The AK Ilen was famously sailed to the Falklands Islands by Conor O’Brien, an Oxford-educated Limerickman and the first Irishman to circumnavigate the globe, in 1927. Seven decades later another son of Limerick, Gary MacMahon, a sailor himself, flew to the Falklands and purchased this piece of living history, with a capacity of 43 tonnes.
Since then some 20,000 hours have been invested in restoring the ship to its former glory by over 20 volunteers and a group of skilled tradesmen and boat builders from around the world, through Ilen School & Network for Wooden Boat Building in Roxboro, which opened in 2008.

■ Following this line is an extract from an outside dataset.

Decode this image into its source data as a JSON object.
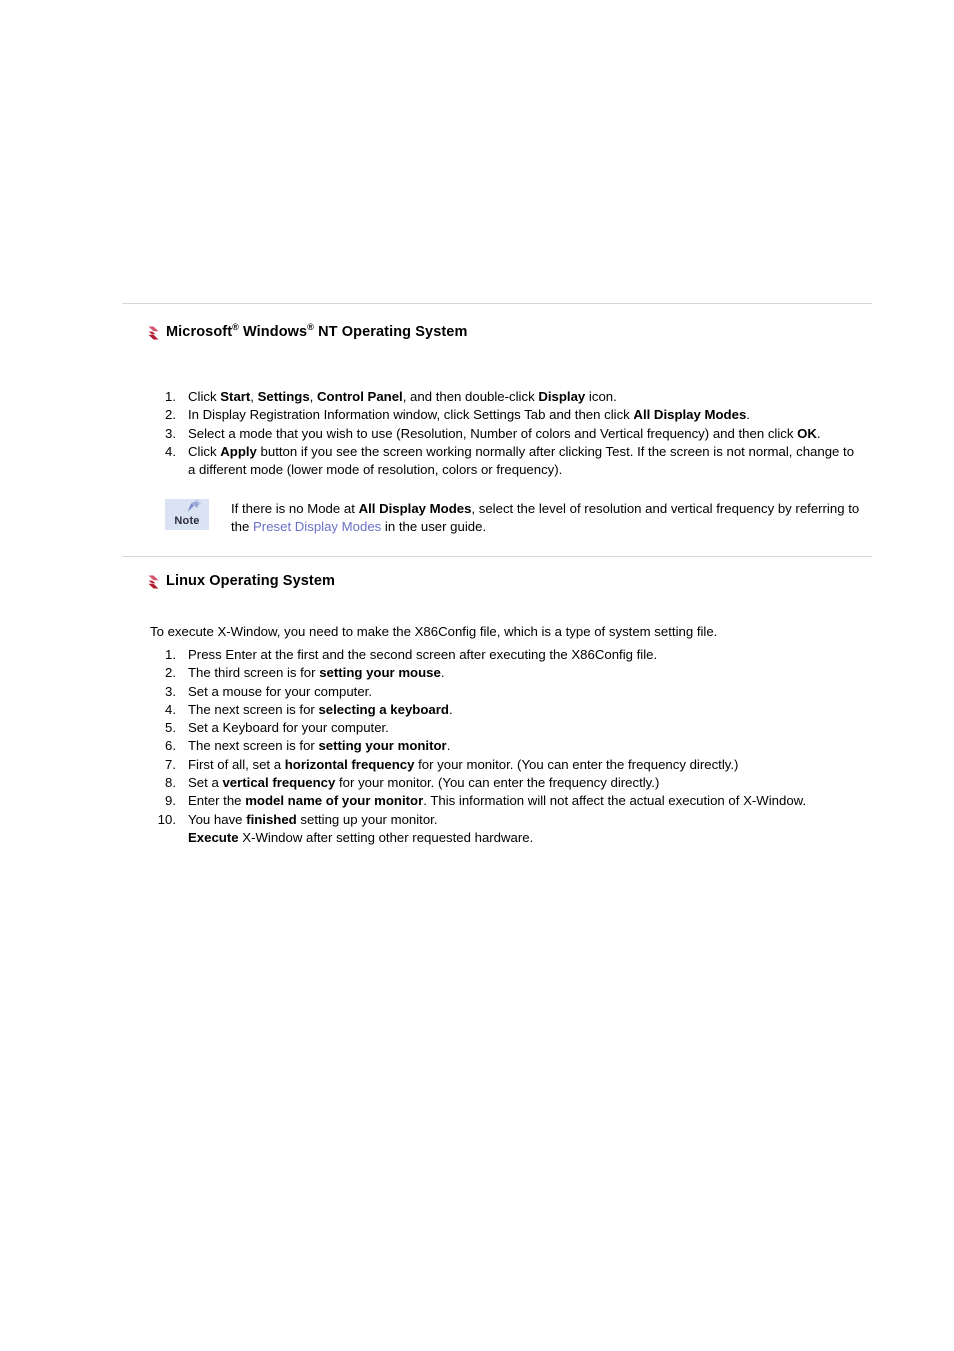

Brother Anthony Keane, of Glenstal Abbey, a key promoter of the Ilen Project, officiated at the ceremony and said that what has been achieved so far showed that there was not alone a great work ethic in the Ilen Project but also a spiritual commitment to the work being done.
“This is an amazing act of faith and commitment come to fruition. It is heading for the sea, like a salmon, and it will not be stopped, even if some of the financial people have still to solve their problems of calculus and apply their mathematics,” said Br Keane.
Guest speaker Lord Puttnam said that “the project underlined what could be done by a determined community, a community that could make their decisions for themselves, not to be dependent upon others beyond their community, but to be self-sufficient, and the project of the Ilen showed that.”
Dr Edward Walsh, the founding president of the University of Limerick, told of how he had at the outset of the project urged those involved “go ahead and buy the boat” and “pretend” that the money was there. Following Saturday’s decking-out ceremony, Gary MacMahon, of the school, said while the ship has been restored to its 1927 state, there is much work left to be done.